Anyway, I spent pretty much all day Monday alone at Barb & Mark’s house (aside from their dog and cats), which was perfect, since I needed both a day to recover from that horrible drive on Sunday and a quiet day to concentrate fully on finishing up the manuscript before the deadline. I managed to turn it in on time and close enough to the target word count, and significantly improved by fleshing out some supporting characters who needed it. (Sometimes it’s good to add a whole subplot in a day, weaving it into the existing storyline, since it gives it cohesiveness and keeps you in the right mindset to write it.) So I’m finally done with that (until I get editorial notes), and hopefully soon I’ll be able to tell you what it was.

Thanks to my cousins buying turkey and cheese for me, I was able to make a couple of sandwiches for the drive home on Tuesday, and to take the remaining turkey and cheese home with me as well, along with an extra ice pack in my insulated grocery bag. The drive home was by the fastest possible route, which Google Maps said would take a bit over 8 hours, but it took me something over 11 hours, which seems excessive even given all the rest areas I stopped at. But then, I was caught in rush hour traffic in both DC and Columbus and at least one similar slowdown in between, so that added somewhat to the travel time.

(Though it could’ve been worse. Since Barb disagreed with the phone GPS about the best route out of town, I went with the version on my map printout and almost made a wrong turn again when it told me to go right at the fork to stay on I-495W when the road signs said that was the left fork. At first I went left, but then I had doubts, and since the road behind me was empty, I stopped, backed up, and parked myself on the marked-off triangle of pavement between the two roads, staring at the signs, before finally deciding I’d probably been correct to go left all along, so I went left again. Fortunately, it turned out to be the right call, and the trip was mostly pretty straightforward from there. I’ve scratched out the “right” on that step on the printout and written in “left” so I won’t make that mistake again.)
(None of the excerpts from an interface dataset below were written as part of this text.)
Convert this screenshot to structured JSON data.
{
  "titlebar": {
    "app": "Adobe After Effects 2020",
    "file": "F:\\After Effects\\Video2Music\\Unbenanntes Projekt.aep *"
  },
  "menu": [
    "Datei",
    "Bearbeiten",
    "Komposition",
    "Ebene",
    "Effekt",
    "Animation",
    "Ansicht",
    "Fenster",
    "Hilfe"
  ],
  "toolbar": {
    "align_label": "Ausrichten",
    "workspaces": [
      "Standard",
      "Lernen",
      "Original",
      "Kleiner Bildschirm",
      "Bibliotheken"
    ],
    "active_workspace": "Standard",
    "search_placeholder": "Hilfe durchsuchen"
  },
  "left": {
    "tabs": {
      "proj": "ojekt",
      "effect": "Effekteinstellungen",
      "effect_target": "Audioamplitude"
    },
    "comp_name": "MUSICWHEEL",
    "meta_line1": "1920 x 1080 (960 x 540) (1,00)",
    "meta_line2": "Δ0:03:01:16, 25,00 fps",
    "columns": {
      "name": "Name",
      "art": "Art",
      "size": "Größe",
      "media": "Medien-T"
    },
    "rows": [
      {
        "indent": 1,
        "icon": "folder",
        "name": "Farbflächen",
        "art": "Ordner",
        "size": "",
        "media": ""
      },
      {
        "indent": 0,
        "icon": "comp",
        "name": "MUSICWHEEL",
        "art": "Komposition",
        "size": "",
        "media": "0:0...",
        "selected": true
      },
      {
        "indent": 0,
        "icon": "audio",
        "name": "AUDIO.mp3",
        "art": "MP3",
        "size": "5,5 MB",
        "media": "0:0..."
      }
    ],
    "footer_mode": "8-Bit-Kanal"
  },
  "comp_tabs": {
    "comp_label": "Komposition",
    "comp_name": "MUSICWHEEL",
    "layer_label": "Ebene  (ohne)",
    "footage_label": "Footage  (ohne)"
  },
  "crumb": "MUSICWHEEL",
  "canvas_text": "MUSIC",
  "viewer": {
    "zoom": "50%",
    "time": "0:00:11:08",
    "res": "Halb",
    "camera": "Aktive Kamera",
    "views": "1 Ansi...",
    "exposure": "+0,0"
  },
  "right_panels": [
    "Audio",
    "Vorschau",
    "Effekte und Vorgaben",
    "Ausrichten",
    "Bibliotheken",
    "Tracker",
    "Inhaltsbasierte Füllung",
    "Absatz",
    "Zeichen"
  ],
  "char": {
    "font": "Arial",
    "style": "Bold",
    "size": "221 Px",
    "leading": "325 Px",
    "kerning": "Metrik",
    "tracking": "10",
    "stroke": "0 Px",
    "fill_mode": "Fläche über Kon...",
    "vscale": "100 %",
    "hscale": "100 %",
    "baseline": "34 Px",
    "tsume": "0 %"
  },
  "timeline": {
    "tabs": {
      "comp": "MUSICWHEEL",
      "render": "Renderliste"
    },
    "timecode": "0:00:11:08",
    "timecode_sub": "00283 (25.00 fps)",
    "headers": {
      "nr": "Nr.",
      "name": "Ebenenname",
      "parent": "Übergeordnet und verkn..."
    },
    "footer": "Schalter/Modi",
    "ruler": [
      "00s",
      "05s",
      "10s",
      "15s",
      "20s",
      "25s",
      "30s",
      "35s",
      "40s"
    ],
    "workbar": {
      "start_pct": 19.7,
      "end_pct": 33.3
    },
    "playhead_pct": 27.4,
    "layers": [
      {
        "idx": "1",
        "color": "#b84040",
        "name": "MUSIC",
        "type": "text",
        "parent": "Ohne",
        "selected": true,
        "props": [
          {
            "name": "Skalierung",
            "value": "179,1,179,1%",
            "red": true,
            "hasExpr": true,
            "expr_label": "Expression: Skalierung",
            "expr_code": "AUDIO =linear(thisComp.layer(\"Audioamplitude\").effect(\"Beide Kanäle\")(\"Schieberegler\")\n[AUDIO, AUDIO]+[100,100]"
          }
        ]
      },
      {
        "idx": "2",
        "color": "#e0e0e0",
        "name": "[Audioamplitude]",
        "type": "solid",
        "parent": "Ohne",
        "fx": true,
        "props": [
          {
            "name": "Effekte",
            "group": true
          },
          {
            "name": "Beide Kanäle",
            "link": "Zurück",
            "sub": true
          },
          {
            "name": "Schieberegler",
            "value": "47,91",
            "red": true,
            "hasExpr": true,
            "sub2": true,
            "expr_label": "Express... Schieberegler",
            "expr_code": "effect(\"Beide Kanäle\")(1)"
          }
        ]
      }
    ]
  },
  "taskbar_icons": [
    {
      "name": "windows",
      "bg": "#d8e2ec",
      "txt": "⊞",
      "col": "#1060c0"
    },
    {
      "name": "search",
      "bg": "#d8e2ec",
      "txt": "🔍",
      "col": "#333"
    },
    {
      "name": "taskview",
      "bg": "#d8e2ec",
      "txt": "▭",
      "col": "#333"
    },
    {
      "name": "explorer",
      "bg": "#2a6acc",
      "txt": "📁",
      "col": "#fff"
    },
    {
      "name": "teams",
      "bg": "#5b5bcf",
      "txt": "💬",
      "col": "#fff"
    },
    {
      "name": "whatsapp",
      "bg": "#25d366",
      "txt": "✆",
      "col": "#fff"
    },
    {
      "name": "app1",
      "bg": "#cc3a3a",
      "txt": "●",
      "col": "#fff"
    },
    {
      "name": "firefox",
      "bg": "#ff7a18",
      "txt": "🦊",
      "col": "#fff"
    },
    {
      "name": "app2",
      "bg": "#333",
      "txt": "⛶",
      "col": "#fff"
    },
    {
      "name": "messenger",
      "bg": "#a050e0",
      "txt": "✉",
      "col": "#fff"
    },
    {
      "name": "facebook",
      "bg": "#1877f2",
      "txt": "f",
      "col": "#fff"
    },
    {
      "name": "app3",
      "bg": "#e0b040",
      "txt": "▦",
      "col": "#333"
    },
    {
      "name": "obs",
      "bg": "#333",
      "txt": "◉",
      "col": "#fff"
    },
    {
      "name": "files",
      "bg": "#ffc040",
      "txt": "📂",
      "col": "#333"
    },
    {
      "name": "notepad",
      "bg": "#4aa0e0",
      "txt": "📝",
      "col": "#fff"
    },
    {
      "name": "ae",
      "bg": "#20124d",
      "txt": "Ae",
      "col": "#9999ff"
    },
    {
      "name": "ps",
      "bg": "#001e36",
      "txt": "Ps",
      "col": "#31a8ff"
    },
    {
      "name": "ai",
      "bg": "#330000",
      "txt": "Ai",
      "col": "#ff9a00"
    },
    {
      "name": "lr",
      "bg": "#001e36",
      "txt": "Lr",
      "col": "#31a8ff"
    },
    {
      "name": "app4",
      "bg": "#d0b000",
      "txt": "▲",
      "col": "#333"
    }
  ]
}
So now I’m home, but I still don’t feel quite settled in. The fatigue hasn’t left me, and I have to get groceries and catch up on a lot of TV. I also have an overdue video at the library due to bad timing; I wasn’t able to watch it before going because of my manuscript, and I wasn’t able to renew it because it was reserved. So I’ll have to watch it and get it back today, just one day late.

Once I’m a bit more recovered, I’ll get on with reviewing my editor’s notes on Arachne’s Crime, which have been waiting on my computer since last week. After that, I have an original project I’ve been working on that I need to get back to. And then… we’ll see. I still have some car repairs that I wasn’t able to get done before the trip. For one thing, it seemed that the wiper fluid sprayer was fixed, but it stopped working again late in the drive home.

In the meantime, I picked up some new copies of Among the Wild Cybers at Shore Leave, replenishing my stock, so I now have five copies available as part of my autographed book sale. If you buy them, I can say I made more of a profit from my trip! And don’t forget, I have a bunch of copies of The Captain’s Oath for sale too, so you can help me make up for not being able to sell any at Shore Leave.